A laser is a device which stimulates molecules or atoms to emit light at particular wavelengths.
It will then amplify that light and typically produce a very narrow beam of radiation.
What many people perhaps don’t know is that the word ‘laser’ is actually an acronym for ‘Light Amplification by Stimulated Emission of Radiation’.
What do we use lasers for?
Lasers are used in a number of items we use every day.
They include everything from optical disc drives and barcode scanners, to printers and entertainment systems.
Lasers are widely used for material processing in manufacturing, such as for drilling, cutting and welding.
Other uses include DNA sequencing instruments, fiber-optics, laser surgery and skin treatments.
Where did lasers come from?
The first working laser was built in the 1960s by Theodore H. Maiman at Hughes Research Laboratories.
His invention was based on theoretical work by Charles Hard Townes and Arthur Leonard Schawlow.
This was a Chromium dosed ruby which produced ruby coloured laser light at 694.3nm.
How did this early laser work?
A rod of this chromium-dosed ruby was encapsulated within a set of high-energy flash tubes, backed by mirrors.
When these flashtubes are lit by an electrical current, the light emitted is bounced between the mirrors and through the ruby rod infinitely.
This high-energy light then causes the ruby rod to fluoresce in a process named stimulated emission.
If you think back to our explanation of how ions are excited in a flame photometer (*LINK TO BLOG HERE*), in a laser these already-excited ions are hit with a light of a specific wavelength which then causes the emission of light and a drop back into the ground state.
How do mirrors work in a laser?
The presence of mirrors in the system means that until the port to ‘beam’ the light out of the ruby rod is opened, a greater and greater quantity of light is stored being bounced between the mirrors and through the core.
This stimulates more and more chromium ions to emit light and also keeps these ions excited for further lasing, which is known as population inversion.
What is population inversion?
Population inversion is another important piece of the puzzle of lasers.
This is a concept of statistical mechanics which refers to the ratio of excited to unexcited ions in a system.
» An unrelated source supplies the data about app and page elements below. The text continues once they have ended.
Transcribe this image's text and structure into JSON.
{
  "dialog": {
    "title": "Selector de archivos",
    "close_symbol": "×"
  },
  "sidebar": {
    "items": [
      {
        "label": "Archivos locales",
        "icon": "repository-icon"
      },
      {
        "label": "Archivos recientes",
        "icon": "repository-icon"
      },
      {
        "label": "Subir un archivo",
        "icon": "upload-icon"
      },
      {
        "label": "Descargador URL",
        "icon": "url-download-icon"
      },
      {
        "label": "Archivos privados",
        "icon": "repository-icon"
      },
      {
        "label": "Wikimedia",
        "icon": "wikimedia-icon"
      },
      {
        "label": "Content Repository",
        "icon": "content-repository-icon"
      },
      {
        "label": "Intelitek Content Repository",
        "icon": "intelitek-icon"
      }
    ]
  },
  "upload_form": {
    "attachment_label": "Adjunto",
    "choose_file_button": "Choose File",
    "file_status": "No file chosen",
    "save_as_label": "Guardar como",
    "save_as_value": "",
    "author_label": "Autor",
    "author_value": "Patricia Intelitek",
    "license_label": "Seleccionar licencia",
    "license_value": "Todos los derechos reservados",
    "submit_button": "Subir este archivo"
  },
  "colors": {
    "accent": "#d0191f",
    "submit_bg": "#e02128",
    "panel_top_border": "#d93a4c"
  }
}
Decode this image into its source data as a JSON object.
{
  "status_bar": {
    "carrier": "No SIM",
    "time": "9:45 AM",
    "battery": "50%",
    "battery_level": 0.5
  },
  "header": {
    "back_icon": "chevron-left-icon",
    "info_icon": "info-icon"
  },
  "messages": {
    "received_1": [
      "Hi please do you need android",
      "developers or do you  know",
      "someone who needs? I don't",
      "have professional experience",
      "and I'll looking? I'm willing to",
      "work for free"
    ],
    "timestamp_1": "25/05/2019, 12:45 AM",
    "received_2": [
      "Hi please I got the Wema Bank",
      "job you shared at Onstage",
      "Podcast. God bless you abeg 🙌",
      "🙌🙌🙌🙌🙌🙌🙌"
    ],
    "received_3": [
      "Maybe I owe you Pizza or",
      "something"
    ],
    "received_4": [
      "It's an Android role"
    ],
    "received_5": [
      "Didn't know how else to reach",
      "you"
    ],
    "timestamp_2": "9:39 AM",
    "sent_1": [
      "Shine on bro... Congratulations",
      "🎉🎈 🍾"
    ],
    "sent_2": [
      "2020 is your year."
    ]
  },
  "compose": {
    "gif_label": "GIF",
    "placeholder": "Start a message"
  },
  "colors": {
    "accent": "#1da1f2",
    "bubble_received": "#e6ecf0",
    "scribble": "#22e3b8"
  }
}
Our system in this case would be the ruby rod, and our ions the chromium found within it.
In a ruby, population inversion is the defining factor in the stimulated emission of light.
As the laser light explicitly comes from the already excited ions in the ruby, having a higher concentration of excited ions than unexcited ions would mean that more laser light is emitted from the ruby rod.